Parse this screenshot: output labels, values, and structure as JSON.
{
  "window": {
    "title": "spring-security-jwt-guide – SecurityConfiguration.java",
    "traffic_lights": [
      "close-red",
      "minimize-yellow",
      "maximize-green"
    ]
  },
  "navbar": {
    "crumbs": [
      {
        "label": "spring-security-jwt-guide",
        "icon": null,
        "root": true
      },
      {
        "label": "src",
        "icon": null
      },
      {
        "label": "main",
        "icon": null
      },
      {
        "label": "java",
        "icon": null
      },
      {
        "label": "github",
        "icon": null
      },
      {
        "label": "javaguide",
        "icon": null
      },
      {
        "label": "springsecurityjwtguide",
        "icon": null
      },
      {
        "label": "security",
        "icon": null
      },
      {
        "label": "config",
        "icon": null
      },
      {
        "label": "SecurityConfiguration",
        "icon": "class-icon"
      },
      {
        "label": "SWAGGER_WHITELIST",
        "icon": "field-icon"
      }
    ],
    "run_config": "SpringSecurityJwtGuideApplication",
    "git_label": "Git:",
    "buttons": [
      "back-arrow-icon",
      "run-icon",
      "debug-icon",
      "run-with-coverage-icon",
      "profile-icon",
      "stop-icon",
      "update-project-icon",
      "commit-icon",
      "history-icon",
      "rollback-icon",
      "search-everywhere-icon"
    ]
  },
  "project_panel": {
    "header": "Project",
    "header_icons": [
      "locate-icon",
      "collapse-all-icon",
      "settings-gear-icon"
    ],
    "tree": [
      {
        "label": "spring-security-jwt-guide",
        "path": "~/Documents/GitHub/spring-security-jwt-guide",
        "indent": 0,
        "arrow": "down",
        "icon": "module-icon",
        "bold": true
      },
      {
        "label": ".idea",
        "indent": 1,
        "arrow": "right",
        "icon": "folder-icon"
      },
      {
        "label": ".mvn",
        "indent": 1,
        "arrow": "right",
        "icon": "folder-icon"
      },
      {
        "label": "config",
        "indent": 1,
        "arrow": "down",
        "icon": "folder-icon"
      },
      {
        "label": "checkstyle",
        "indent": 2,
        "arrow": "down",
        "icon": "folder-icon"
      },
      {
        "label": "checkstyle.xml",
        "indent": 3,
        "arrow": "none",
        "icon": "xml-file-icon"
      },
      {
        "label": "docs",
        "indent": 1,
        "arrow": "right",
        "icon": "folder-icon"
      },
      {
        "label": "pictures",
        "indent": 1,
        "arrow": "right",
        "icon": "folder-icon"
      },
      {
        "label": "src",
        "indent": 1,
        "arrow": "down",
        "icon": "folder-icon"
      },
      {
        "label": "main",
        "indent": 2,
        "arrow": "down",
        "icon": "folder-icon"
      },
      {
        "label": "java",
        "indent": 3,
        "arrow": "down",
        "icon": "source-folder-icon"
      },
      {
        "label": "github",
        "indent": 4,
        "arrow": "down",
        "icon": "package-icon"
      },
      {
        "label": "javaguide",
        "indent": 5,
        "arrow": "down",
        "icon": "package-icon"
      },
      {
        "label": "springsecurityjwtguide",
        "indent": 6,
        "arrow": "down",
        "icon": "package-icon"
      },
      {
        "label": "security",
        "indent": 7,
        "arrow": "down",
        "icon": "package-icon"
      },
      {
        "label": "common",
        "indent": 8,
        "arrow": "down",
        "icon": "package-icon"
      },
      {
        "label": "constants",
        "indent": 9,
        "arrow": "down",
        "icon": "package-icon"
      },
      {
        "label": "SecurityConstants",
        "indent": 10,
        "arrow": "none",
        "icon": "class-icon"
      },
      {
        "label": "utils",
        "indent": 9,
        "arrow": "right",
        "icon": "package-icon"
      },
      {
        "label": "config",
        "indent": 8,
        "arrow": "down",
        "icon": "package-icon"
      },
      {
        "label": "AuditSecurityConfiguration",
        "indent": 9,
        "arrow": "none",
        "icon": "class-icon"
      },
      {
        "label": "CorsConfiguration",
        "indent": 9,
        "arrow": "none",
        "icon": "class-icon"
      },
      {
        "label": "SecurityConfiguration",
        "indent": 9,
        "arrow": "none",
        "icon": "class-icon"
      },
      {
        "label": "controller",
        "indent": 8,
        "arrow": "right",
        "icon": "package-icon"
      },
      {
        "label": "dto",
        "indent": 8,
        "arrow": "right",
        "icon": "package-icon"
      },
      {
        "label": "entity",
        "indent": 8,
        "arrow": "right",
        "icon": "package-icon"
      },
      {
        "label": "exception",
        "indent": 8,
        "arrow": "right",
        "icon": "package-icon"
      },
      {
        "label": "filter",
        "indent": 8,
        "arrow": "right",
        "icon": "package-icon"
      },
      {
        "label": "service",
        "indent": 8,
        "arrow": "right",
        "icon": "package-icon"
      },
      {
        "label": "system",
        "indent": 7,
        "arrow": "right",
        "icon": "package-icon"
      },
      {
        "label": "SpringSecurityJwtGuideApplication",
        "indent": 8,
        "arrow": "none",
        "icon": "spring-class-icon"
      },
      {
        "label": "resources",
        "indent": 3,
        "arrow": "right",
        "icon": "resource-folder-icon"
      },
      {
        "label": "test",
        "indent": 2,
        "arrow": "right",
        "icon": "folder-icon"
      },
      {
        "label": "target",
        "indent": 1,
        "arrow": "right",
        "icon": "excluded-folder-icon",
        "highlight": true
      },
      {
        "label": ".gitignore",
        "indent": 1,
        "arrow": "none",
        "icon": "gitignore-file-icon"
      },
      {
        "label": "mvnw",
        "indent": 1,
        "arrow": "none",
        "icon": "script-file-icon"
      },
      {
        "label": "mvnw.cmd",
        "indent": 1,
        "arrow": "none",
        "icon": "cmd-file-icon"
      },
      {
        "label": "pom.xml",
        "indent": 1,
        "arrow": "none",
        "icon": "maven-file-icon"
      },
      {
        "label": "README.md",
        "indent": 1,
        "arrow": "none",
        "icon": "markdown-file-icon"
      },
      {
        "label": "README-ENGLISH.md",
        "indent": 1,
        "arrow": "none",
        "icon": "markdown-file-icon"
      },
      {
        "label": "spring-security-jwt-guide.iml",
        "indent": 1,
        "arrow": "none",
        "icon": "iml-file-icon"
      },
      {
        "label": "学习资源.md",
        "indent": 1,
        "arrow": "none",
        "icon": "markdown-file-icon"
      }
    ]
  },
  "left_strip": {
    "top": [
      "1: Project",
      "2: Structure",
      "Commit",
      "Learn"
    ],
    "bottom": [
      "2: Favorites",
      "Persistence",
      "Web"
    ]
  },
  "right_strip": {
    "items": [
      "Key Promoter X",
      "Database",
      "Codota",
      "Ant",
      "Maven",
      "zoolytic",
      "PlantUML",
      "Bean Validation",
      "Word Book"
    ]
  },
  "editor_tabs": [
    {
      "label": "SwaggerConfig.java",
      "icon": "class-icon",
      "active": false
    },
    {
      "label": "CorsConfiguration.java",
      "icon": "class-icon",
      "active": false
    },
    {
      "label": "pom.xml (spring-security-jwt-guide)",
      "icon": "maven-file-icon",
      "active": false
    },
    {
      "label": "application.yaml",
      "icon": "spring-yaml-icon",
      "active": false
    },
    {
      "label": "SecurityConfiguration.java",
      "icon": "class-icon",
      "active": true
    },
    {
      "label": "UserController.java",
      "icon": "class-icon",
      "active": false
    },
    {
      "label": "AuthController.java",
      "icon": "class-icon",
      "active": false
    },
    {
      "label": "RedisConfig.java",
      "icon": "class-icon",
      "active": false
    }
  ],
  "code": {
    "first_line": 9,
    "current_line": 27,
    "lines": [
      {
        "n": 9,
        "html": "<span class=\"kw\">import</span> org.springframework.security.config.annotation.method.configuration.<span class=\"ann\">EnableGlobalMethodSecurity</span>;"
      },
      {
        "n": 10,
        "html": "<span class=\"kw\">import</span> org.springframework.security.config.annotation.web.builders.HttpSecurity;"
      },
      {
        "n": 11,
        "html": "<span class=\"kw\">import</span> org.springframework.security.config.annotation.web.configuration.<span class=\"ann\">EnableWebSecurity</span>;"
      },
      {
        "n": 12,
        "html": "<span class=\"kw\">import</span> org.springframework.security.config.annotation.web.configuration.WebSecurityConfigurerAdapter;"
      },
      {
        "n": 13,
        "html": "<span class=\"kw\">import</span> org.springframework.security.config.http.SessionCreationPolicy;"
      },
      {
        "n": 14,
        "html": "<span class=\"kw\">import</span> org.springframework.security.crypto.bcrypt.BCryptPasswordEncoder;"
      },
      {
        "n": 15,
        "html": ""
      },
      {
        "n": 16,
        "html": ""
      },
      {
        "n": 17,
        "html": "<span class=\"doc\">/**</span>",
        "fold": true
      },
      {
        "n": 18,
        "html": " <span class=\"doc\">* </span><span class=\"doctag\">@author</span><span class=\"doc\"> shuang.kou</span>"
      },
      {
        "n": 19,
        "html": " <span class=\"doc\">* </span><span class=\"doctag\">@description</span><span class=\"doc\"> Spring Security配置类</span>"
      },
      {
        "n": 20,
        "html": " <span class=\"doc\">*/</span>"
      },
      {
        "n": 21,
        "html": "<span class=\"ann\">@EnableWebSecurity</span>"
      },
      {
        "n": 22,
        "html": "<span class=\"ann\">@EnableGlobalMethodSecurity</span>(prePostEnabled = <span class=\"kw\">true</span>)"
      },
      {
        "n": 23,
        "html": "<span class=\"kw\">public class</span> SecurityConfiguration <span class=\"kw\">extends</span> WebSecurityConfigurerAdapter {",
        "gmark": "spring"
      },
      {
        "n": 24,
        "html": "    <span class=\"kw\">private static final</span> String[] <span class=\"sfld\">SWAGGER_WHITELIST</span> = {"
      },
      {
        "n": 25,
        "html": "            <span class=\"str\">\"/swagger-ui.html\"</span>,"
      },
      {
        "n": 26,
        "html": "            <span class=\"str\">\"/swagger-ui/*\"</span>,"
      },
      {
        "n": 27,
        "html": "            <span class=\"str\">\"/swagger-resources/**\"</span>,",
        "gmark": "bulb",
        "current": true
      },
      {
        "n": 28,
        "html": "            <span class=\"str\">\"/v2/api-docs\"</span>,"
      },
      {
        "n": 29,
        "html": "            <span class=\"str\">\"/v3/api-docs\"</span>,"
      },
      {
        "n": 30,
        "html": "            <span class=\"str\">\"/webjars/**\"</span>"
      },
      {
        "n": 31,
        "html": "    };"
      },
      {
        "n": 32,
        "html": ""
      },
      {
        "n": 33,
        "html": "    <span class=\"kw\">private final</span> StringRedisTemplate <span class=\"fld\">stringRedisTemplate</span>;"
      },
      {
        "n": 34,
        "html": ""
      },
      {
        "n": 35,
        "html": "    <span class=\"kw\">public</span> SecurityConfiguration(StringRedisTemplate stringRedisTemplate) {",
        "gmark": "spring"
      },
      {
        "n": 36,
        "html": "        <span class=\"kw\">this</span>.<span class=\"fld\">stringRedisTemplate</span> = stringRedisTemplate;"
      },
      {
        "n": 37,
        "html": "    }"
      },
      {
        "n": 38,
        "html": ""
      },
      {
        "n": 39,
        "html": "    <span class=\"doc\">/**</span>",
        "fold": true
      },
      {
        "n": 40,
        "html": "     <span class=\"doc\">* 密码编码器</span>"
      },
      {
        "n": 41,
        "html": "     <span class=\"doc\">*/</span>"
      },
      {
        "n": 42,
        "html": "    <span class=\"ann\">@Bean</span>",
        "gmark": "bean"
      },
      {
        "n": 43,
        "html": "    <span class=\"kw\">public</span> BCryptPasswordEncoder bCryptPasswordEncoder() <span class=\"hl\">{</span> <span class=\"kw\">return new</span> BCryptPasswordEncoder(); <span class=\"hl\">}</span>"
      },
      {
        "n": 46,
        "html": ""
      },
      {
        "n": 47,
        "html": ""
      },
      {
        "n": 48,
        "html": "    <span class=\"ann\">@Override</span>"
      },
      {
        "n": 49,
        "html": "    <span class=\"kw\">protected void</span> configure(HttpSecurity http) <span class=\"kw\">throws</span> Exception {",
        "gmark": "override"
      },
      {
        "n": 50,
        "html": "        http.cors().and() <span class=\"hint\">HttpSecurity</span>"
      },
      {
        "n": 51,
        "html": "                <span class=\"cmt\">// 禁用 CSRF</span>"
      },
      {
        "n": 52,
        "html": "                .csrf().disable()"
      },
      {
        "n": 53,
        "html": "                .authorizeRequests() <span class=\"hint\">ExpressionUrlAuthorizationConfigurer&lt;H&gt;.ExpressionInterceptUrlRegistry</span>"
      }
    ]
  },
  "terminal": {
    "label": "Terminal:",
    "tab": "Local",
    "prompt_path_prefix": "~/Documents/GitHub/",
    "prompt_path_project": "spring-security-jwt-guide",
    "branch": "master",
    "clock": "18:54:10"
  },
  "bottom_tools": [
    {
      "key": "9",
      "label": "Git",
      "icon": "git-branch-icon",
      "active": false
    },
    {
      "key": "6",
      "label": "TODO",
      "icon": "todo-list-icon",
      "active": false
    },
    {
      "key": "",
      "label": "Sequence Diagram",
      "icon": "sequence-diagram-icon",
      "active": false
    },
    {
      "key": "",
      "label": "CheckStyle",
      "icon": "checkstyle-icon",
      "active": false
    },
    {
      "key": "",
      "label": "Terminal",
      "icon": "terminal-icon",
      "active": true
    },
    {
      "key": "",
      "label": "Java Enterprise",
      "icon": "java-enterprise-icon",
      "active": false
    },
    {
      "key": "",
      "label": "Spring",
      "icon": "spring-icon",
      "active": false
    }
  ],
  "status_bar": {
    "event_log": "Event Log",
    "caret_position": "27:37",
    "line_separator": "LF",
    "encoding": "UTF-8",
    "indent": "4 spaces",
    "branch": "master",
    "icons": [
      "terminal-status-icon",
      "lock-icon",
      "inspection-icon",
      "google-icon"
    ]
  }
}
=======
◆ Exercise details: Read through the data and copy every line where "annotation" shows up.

◆ Exercise response:
        "html": "<span class=\"kw\">import</span> org.springframework.security.config.annotation.method.configuration.<span class=\"ann\">EnableGlobalMethodSecurity</span>;"
        "html": "<span class=\"kw\">import</span> org.springframework.security.config.annotation.web.builders.HttpSecurity;"
        "html": "<span class=\"kw\">import</span> org.springframework.security.config.annotation.web.configuration.<span class=\"ann\">EnableWebSecurity</span>;"
        "html": "<span class=\"kw\">import</span> org.springframework.security.config.annotation.web.configuration.WebSecurityConfigurerAdapter;"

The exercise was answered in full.